Find and return every line of the data that contains the word "الإسلامية".

===

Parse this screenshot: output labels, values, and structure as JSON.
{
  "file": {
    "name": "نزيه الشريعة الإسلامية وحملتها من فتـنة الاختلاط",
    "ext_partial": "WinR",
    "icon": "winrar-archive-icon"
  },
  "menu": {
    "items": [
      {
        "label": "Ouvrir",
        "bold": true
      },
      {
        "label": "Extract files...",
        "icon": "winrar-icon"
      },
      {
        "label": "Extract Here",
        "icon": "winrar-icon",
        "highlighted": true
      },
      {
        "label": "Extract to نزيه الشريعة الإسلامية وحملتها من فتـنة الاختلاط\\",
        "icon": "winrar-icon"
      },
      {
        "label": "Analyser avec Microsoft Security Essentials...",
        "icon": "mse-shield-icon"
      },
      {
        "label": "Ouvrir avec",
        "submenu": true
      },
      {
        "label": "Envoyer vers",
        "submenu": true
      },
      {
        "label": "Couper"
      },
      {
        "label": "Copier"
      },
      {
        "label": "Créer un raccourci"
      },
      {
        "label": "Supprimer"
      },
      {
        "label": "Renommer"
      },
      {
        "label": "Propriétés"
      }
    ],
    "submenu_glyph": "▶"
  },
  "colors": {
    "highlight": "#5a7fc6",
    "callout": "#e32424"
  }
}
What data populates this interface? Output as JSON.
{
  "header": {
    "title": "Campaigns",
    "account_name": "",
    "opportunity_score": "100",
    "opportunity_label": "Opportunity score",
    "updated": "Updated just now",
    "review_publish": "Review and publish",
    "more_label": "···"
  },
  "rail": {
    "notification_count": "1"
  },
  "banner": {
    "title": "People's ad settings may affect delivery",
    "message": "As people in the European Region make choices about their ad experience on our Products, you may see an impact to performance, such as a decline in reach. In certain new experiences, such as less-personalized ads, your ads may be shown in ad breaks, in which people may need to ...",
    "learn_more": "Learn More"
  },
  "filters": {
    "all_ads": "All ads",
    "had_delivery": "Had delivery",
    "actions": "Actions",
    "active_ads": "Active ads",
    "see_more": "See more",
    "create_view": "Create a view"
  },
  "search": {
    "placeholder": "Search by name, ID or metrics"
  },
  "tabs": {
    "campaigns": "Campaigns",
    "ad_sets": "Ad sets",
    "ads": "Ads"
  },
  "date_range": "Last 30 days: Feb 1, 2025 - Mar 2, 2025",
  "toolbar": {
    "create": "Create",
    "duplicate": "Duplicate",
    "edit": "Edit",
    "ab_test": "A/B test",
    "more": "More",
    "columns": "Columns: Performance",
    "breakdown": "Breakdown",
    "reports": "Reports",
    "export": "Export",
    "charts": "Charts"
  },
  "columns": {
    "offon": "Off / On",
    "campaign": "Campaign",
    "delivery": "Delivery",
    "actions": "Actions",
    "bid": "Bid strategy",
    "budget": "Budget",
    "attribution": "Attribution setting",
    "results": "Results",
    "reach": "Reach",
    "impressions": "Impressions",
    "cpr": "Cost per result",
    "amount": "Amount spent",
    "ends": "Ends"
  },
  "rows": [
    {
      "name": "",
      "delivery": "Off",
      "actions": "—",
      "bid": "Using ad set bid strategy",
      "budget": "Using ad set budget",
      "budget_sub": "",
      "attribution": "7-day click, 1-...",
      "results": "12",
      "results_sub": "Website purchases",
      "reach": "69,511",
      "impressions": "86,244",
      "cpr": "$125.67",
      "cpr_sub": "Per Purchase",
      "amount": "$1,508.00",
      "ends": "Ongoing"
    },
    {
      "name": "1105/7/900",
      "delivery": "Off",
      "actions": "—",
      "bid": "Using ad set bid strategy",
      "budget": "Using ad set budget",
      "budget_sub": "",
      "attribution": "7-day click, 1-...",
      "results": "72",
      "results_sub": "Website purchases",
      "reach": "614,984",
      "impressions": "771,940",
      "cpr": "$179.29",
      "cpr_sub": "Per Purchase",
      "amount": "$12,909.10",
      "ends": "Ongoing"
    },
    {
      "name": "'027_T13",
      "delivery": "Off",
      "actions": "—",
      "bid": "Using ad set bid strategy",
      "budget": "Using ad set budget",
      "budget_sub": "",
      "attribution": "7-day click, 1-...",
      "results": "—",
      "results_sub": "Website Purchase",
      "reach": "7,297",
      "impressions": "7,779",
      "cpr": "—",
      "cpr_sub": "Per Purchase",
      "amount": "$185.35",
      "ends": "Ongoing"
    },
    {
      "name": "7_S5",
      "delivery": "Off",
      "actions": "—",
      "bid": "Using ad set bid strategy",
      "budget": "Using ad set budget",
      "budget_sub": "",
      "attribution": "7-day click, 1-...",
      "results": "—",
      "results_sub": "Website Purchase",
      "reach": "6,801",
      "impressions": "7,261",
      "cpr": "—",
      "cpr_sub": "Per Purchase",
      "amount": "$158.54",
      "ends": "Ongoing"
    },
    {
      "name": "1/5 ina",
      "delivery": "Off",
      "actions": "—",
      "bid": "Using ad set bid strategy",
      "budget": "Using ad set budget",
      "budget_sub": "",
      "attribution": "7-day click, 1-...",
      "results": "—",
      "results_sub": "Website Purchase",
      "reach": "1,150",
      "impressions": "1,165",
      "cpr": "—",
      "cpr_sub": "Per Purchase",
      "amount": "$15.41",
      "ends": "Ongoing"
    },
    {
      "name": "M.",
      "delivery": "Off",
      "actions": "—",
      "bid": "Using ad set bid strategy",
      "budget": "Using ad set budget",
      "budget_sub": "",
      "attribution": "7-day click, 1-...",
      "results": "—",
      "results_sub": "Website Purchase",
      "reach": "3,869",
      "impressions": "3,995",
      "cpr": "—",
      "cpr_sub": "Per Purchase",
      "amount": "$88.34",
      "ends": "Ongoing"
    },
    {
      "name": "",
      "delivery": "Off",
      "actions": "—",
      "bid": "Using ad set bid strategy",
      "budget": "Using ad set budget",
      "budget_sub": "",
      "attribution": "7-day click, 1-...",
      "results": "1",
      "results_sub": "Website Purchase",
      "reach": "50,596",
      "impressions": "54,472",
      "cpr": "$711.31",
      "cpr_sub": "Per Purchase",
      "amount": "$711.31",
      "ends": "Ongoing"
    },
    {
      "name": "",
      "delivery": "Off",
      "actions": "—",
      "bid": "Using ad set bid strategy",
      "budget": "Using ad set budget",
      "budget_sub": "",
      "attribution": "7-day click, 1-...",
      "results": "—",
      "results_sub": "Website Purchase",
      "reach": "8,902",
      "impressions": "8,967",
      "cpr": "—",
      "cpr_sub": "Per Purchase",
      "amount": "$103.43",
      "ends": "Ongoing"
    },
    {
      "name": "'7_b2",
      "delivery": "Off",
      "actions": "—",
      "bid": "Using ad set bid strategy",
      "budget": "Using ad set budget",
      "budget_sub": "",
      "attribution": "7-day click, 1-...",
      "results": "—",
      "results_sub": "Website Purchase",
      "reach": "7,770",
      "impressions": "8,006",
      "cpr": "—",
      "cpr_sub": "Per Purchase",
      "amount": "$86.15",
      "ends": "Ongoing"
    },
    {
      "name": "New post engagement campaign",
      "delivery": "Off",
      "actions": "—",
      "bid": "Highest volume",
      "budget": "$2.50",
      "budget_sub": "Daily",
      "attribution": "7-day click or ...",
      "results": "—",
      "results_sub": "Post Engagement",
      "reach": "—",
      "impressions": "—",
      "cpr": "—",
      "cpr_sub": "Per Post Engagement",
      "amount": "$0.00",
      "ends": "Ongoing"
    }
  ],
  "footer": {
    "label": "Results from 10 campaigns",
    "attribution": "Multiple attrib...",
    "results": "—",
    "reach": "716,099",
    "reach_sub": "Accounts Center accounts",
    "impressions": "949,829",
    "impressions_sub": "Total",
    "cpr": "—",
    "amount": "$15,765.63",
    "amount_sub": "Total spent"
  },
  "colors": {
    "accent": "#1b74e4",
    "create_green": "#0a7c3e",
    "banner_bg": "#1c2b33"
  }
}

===

▶ **Exercise result**
    "name": "نزيه الشريعة الإسلامية وحملتها من فتـنة الاختلاط",
        "label": "Extract to نزيه الشريعة الإسلامية وحملتها من فتـنة الاختلاط\\",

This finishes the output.